How deep does it go? Teams drill boreholes to establish the structure of the sea wall. Antony Christie
Guidance for drones: these black and white target markers have appeared on the stretch. Antony Christie

NETWORK RAIL is carrying out surveys as part of its optioneering to protect the sea wall along the Dawlish and Teignmouth coast in South Devon. The outcome could see the railway moved away from the base of the cliffs to protect it from subsidence.

Arcadis (Teignmouth area and tunnels) and Arup (Dawlish station to Kennaway Tunnel) have been appointed to assist, while the whole bay area itself is being examined with invasive (boreholes) and non-invasive (sonar and drone mapping) techniques. The work will enable NR to build up the most detailed picture of the railway yet and to establish what can be done to protect the rail line as well as marine life and to keep the amenities for the people of Teignmouth and Dawlish.

As part of the surveying a number of boreholes are being made to find out where the bedrock is and how the sea wall is actually formed, as well as where the bedrock is under the beach.
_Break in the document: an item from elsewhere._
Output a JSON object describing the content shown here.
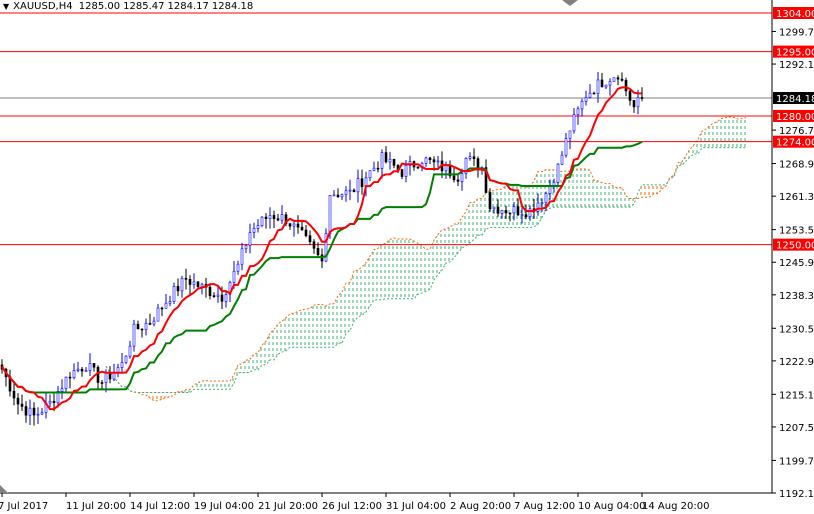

Part of the non-invasive surveying involves the use of drones to map out the sea wall, with the black and white target markers being added to the wall, track and structures down the whole of the wall area. The weight of the water at each tide makes the wall move by up to 14mm, so any drone mapping has to take that movement into account. Antony Christie